Nick Wood at Westminster Comprehensive School
I have spent three months volunteering at Westminster Comprehensive School. The school itself is impressive. It's a good functional building, has a well-stocked library, computers on hand, and the class sizes are around 30 pupils in each. The teaching staff is a lot younger than I expected - but this gives the place an energetic, can-do feel to it. I taught English and Social Studies in J.H.S. I would go through the text books/syllabus and the subject teacher and I would decide which topics I should take - for example, as an International Relations student at university, I loved the opportunity to be able to take lessons on the UN and the British Commonwealth in Social Studies classes.
The schedule for a volunteer is very flexible. At the start of my time here I was given free choice on which subjects I wished to teach. Not only that, but towards the end of my time here, I was allowed to take a few days off school when needed, in order to travel for extended weekends - giving me the opportunity to go to places that I otherwise wouldn't have been able to visit.
Whilst I had teaching experience from a year spent in France directly before I came to Ghana, don't let it put you off if you haven't taught before. The school will ease you in. Not that there's anything to brace yourself for - I found the students here to be even more well behaved than in my other experiences. They are a bright, fun bunch of people, eager to learn - both about their subjects in school, but also about you.
Notes from Ashanti town...
For the next three months I'll be working at a school in Fumesua in the Ashanti region of Ghana.
As would be the case, Fumesua is just about the only part of Ghana that Google Earth has decided isn't really worth the effort. But any keen geographers out there can momentarily put down their felt-tips and check out Kumasi - the second largest city in Ghana - and have a squint for some vague, blurry and pixelated settlements about 15km to the east, on the Accra-Kumasi road....
As for discipline, the issue of caning is brought up a lot by volunteers - it's embedded in the school system here in Ghana. But fear not! You won't be forced into having to do it! I never caned, but more importantly, there was never an incident where I thought a student needed to be disciplined, at least with nothing more serious than a gentle word to calm down! At the most, they'll get noisy - generally because someone has made a joke (or, on unfortunate occasions, a smell!) - so you laugh with them, and it's easy to settle them down and get on with the lesson.
The style of learning is very different to that which I'm used to. There is a tendency to learn by rote - you'll hear plenty of textbook definitions whilst you're here! I wanted to try and get them to really think about the topics they were studying rather than simply learning what to say from out of a book. So I tried to put an emphasis on using their own opinions and for them to come up with their own solutions when writing about pressing issues (ie. AIDS, teenage pregnancy, drug abuse, corruption etc).
A typical school day consists of leaving the boarding house at 06.00 and doing rounds on the minibus to pick up students in the nearby towns and villages.
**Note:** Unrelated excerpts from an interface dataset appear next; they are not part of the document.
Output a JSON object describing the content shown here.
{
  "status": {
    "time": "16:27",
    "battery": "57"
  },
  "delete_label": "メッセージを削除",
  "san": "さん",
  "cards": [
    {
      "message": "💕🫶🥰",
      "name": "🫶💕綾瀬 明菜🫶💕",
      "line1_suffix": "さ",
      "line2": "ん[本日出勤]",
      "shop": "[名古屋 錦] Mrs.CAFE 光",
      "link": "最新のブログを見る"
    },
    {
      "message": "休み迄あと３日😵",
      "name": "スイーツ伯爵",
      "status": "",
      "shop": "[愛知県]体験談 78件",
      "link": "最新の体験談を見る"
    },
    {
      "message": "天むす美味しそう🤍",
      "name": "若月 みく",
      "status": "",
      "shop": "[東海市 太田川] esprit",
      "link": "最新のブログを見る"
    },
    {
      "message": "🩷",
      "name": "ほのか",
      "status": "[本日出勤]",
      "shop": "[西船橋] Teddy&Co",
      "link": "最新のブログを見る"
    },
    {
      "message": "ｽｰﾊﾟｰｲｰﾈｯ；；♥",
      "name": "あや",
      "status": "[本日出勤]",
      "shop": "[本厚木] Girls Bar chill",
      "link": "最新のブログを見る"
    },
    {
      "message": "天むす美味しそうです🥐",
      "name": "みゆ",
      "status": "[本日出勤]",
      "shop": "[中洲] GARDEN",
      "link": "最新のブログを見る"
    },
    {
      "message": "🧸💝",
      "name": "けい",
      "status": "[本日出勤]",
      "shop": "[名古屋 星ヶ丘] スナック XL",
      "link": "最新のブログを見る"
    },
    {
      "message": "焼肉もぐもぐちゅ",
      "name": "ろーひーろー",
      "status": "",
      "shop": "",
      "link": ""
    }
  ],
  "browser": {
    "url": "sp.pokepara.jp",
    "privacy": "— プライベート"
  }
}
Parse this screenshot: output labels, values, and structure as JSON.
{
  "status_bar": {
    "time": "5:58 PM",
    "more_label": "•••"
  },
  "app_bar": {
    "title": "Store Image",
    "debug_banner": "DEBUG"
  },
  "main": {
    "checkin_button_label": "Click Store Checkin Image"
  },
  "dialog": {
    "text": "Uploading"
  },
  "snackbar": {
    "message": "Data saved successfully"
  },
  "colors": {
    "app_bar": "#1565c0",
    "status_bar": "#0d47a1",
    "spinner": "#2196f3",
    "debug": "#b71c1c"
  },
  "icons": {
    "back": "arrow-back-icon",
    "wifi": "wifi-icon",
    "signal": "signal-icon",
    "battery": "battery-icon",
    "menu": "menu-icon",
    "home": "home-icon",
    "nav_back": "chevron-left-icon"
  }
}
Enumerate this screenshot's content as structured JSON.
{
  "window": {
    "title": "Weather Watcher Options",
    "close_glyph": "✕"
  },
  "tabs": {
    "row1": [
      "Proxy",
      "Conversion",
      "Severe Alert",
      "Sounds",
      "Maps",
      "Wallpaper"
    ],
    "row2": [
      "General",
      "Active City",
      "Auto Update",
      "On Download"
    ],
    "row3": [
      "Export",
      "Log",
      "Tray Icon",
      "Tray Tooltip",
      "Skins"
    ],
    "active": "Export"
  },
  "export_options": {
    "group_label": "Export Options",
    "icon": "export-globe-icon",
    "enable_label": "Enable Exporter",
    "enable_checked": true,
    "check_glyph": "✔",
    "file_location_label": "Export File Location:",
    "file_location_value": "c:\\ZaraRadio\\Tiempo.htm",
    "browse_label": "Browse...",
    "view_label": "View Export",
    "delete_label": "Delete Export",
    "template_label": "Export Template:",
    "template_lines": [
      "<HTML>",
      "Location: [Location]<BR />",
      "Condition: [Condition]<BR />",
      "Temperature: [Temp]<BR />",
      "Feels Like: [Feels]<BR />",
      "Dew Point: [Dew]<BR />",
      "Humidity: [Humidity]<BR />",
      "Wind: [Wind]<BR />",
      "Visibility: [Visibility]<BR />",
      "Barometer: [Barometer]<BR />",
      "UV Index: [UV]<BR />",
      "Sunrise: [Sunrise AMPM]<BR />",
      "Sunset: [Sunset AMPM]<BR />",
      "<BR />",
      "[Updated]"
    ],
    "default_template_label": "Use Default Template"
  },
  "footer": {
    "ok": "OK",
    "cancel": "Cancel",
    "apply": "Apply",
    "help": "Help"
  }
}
School itself starts at 08.30, there's a mid-morning break, and lunch starts at 12.15. After afternoon lessons, school finishes at 15.00 (14.00 on Fridays!) so there's a bit of free time at the end of the day as well. It's a good routine that never once seemed to drag. When you're teaching, planning and marking during the day, it's always a rewarding feeling to have contributed in some way.
At the time of writing, we've nearly reached the exam period - the syllabus is finished and there's a week or so of revision before the students sit an exam for each subject. The revision lessons allow us to offer any useful advice and I've used them to try to explain the necessity of 'exam technique'. The ability to share the time allowed proportionally to the marks on offer, the importance of checking work at the end of the exam and so on. Despite the fact that I loathe doing these things myself in exams at university, it's a nice perk of being 'on the other side of the desk', that I can offer the advice, without necessarily having to subject myself to it!
All in all, I've learnt an awful lot from my three months at Westminster Comprehensive. I've made a lot of friends, I've gained a lot of experience, and I've had a wonderful insight into life and work in Ghana. To anyone interested in throwing themselves into something 'different', in working in a school and in experiencing life in a Ghana, I would whole-heartedly recommend a stint here in Fumesua.
Nick Wood - July 2012